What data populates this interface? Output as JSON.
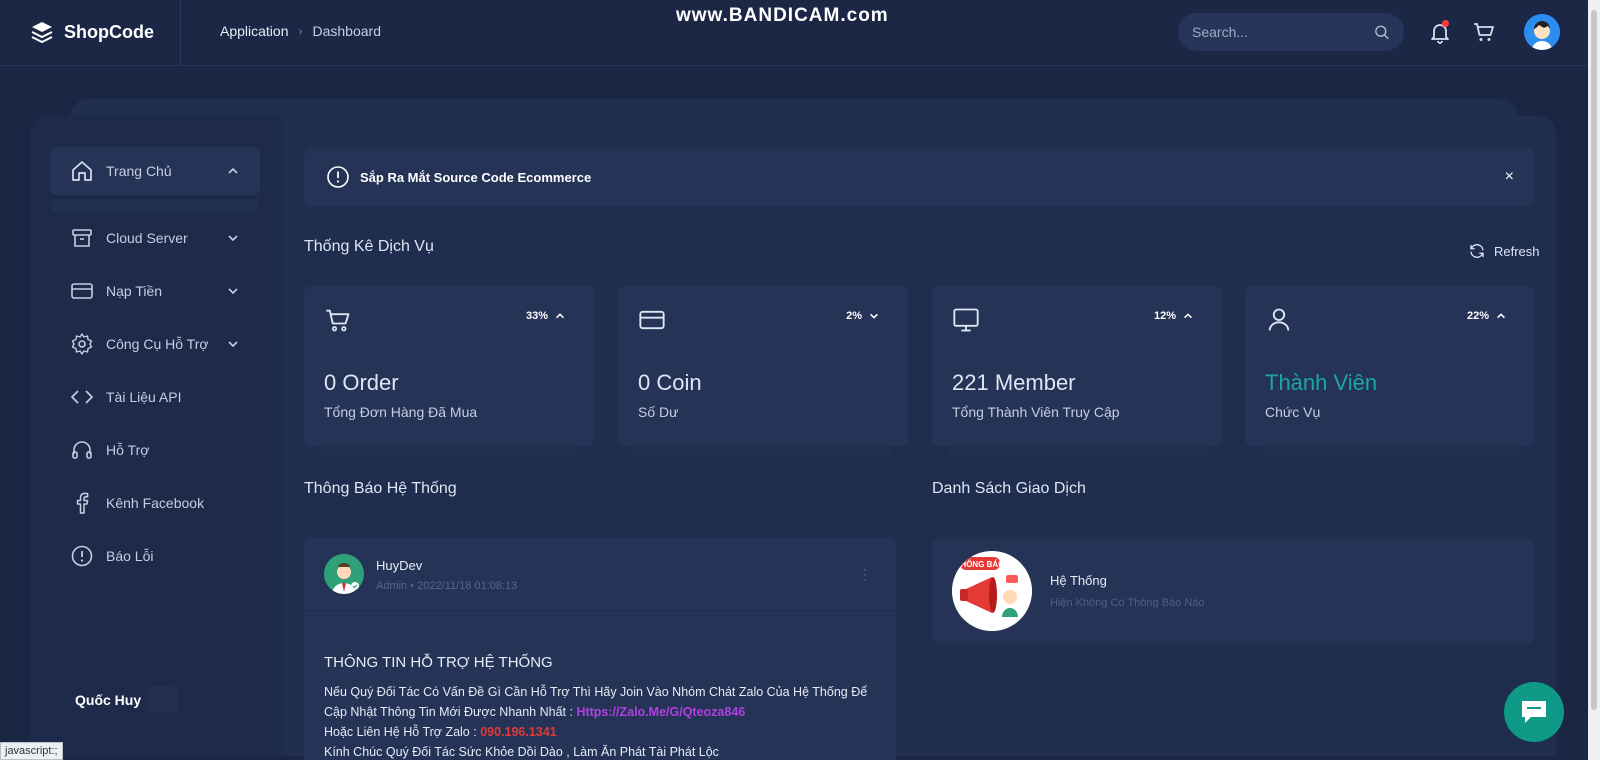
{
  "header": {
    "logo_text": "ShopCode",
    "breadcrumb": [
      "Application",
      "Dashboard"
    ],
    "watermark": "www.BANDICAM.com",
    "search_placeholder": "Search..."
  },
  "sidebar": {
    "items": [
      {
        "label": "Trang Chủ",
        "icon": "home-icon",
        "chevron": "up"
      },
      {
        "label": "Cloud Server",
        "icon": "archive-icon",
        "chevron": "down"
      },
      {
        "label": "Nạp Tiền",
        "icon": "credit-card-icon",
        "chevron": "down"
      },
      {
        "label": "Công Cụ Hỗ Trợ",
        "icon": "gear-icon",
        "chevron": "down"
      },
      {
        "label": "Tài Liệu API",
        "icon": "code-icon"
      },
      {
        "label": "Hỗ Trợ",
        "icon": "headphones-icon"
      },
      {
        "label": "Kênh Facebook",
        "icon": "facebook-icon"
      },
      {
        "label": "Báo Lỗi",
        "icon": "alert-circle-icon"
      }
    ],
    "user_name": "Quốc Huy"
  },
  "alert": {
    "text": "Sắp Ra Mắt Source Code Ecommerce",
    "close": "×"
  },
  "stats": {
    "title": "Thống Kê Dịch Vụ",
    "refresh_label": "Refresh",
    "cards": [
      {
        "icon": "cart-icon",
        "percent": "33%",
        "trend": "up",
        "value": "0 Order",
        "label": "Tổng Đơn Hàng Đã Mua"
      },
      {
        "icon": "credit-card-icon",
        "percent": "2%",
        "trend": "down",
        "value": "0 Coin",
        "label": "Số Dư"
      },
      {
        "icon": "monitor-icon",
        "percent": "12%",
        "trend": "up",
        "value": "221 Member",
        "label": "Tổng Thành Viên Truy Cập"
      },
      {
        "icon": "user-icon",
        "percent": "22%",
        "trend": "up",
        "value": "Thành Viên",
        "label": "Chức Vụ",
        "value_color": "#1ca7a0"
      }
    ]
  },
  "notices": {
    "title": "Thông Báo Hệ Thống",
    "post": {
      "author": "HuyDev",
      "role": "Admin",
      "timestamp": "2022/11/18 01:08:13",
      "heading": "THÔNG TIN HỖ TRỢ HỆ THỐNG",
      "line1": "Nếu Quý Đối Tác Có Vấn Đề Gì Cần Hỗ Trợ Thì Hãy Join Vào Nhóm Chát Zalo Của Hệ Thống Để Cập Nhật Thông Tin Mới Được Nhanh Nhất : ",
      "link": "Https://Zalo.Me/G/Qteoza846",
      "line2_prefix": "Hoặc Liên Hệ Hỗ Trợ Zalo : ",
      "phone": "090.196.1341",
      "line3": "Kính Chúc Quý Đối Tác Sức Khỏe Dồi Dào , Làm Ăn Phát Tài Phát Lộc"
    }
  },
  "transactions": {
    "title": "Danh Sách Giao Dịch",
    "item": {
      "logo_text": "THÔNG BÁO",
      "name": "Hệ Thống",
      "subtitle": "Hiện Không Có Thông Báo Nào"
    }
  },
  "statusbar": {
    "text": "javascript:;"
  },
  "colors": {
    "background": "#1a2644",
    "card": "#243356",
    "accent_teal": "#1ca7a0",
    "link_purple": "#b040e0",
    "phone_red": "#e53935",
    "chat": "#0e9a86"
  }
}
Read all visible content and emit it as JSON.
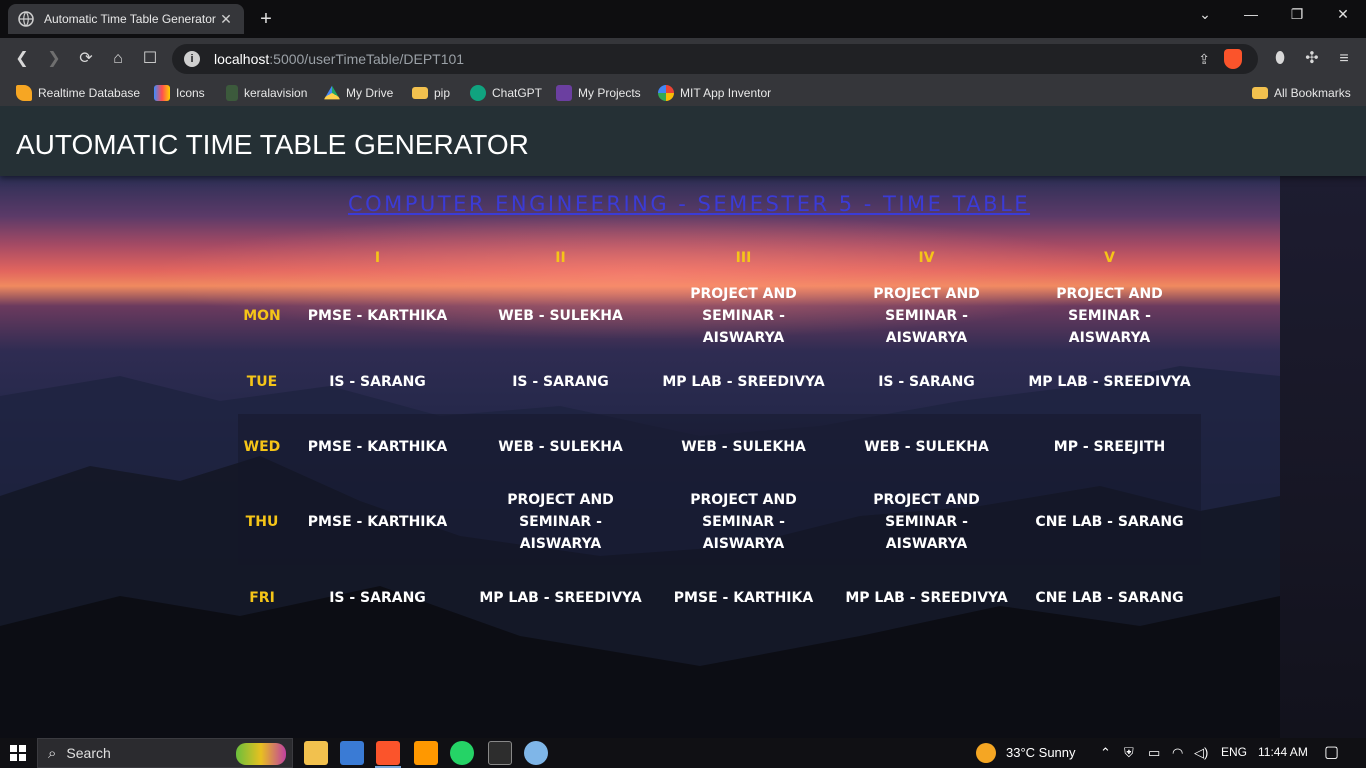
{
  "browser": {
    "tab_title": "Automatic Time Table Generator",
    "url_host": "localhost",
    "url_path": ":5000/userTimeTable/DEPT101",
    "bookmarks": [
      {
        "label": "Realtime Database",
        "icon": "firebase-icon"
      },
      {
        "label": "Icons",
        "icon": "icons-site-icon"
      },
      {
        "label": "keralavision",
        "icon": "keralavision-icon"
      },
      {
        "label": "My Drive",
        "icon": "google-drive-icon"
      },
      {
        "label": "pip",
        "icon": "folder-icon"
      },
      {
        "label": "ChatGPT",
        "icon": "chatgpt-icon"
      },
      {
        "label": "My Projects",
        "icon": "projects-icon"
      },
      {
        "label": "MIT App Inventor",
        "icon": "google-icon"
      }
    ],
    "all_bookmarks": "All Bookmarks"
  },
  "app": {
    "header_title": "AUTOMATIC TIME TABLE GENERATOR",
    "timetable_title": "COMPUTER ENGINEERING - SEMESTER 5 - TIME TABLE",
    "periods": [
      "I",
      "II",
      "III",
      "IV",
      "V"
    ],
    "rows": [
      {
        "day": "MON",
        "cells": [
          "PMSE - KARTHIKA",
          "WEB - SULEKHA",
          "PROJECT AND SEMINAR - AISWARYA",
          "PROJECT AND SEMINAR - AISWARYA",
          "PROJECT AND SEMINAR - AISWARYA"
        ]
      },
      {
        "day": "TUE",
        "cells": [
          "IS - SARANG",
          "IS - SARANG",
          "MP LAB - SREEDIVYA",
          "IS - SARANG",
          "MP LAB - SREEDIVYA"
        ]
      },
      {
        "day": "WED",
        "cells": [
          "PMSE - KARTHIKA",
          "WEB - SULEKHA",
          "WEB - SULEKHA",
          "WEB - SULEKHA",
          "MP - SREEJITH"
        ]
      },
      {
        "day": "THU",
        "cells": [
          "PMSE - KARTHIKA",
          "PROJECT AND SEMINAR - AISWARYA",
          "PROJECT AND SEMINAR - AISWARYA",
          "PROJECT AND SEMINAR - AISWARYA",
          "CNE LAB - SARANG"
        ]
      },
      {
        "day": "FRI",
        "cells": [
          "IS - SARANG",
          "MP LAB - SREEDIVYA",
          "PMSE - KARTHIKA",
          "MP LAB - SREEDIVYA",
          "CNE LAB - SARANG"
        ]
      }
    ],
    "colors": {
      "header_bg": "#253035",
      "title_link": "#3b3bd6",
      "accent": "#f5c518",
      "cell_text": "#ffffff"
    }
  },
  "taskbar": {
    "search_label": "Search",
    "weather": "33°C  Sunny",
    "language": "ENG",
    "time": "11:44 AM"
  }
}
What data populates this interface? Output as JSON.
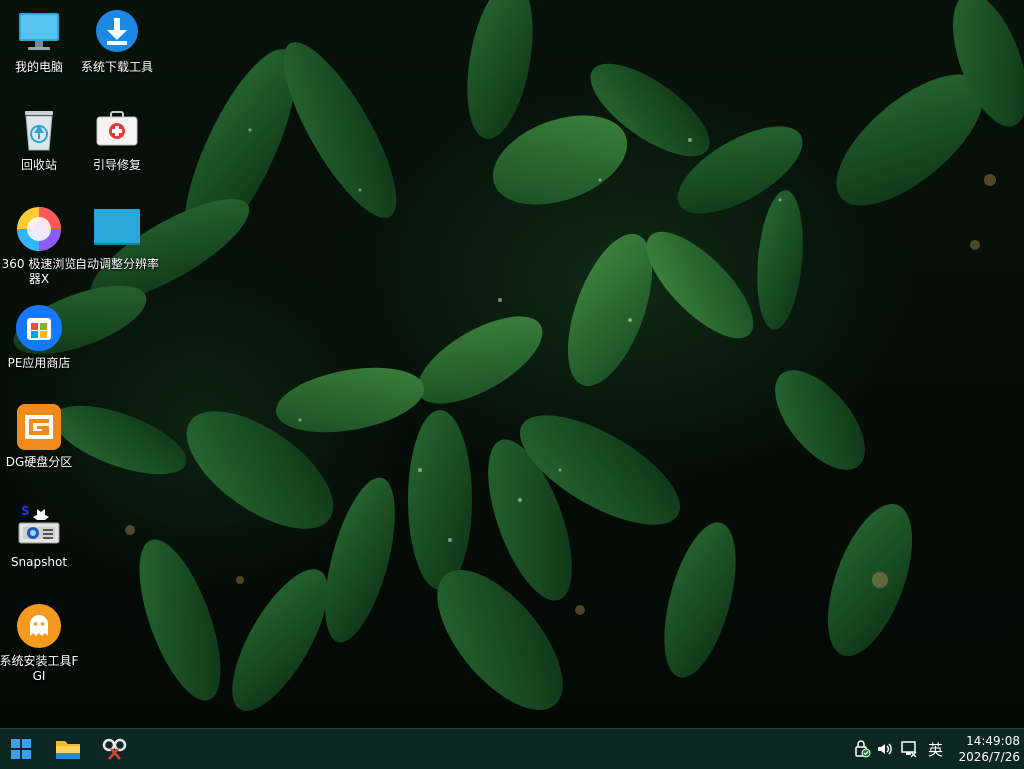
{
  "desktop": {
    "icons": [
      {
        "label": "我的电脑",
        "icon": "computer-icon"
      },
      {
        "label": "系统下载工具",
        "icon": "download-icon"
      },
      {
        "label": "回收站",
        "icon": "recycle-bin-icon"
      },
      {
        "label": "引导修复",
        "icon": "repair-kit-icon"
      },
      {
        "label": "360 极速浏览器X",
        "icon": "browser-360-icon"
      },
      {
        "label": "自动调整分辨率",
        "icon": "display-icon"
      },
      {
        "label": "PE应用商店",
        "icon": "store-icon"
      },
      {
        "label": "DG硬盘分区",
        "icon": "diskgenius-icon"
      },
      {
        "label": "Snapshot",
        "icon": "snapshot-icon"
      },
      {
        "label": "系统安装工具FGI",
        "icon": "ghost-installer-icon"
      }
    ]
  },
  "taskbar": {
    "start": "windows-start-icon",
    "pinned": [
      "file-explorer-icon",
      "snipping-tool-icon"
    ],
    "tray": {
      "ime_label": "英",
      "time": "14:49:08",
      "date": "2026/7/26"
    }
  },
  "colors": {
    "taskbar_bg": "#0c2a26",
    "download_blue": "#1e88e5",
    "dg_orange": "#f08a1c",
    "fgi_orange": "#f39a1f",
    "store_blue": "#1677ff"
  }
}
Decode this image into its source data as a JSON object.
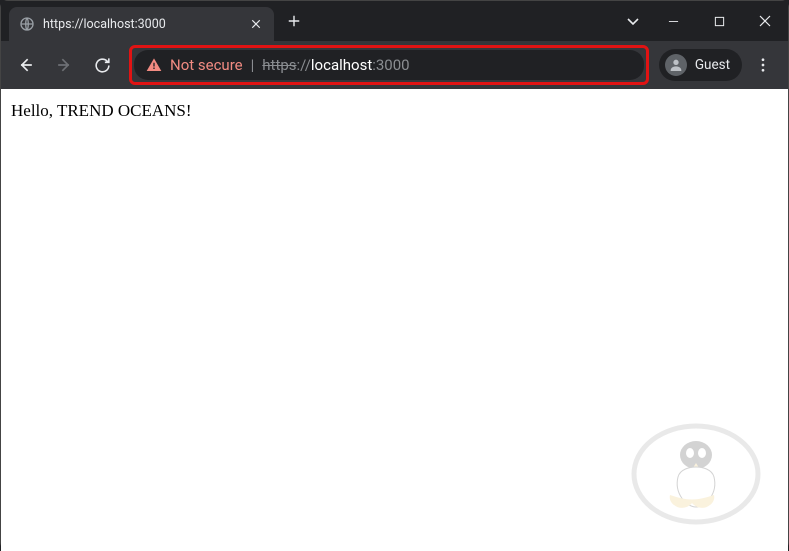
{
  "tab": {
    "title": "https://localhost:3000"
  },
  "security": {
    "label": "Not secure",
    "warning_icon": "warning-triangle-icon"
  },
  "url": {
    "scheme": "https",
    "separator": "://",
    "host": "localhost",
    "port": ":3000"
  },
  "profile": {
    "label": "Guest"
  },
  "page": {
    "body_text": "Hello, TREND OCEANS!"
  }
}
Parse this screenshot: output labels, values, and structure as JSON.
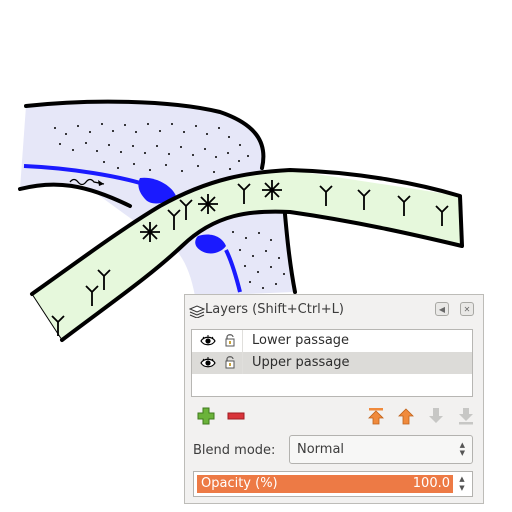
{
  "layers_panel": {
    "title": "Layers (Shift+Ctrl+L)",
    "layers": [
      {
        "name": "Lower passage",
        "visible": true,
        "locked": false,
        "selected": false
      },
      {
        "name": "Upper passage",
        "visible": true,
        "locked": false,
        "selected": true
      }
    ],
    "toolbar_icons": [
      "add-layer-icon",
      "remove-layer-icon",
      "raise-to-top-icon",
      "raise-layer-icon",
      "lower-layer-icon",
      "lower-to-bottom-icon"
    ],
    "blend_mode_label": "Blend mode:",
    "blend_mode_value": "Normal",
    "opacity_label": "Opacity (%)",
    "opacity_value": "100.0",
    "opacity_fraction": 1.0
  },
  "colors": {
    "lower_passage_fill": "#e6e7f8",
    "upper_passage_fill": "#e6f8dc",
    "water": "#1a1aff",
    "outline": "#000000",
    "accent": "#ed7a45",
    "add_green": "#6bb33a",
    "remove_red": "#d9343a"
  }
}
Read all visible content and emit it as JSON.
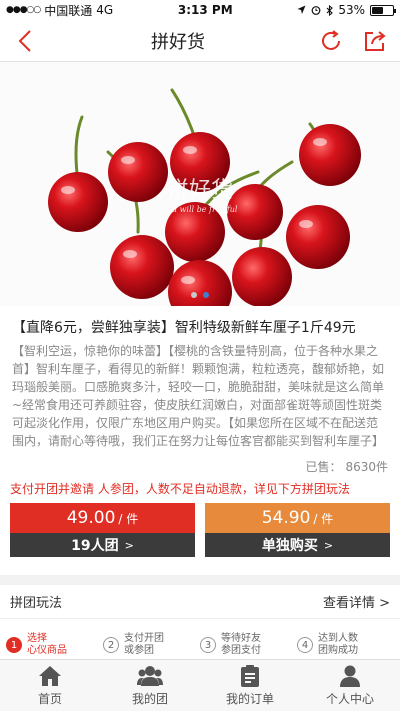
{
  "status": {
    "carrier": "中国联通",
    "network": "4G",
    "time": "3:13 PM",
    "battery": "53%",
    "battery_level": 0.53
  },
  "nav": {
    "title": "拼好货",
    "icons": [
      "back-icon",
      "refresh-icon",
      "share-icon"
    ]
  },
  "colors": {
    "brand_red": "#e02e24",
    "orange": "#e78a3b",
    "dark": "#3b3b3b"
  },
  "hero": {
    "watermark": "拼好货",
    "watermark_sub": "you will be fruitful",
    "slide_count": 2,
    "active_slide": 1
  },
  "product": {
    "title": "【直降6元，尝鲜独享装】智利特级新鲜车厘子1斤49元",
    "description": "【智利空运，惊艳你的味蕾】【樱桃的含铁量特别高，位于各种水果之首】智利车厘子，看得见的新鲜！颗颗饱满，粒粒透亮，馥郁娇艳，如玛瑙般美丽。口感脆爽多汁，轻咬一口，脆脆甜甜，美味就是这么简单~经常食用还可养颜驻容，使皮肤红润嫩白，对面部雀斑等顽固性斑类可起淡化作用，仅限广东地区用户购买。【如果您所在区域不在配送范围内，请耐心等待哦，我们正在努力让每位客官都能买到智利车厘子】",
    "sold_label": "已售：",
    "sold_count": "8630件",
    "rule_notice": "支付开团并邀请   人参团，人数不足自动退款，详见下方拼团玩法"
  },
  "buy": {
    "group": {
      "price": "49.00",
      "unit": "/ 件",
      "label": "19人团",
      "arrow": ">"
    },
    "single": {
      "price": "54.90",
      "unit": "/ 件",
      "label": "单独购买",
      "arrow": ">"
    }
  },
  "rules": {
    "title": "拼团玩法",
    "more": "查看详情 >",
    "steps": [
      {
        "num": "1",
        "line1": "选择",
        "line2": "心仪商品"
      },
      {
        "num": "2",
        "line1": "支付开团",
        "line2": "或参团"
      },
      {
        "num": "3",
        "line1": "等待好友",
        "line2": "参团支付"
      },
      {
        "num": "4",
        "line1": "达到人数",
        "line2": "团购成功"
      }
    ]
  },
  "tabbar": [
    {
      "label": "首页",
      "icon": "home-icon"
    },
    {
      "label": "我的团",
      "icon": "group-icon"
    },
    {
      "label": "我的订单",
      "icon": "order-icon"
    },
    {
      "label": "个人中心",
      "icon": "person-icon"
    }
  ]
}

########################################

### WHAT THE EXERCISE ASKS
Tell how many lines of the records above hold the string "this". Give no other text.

### ANSWER TO THE EXERCISE
4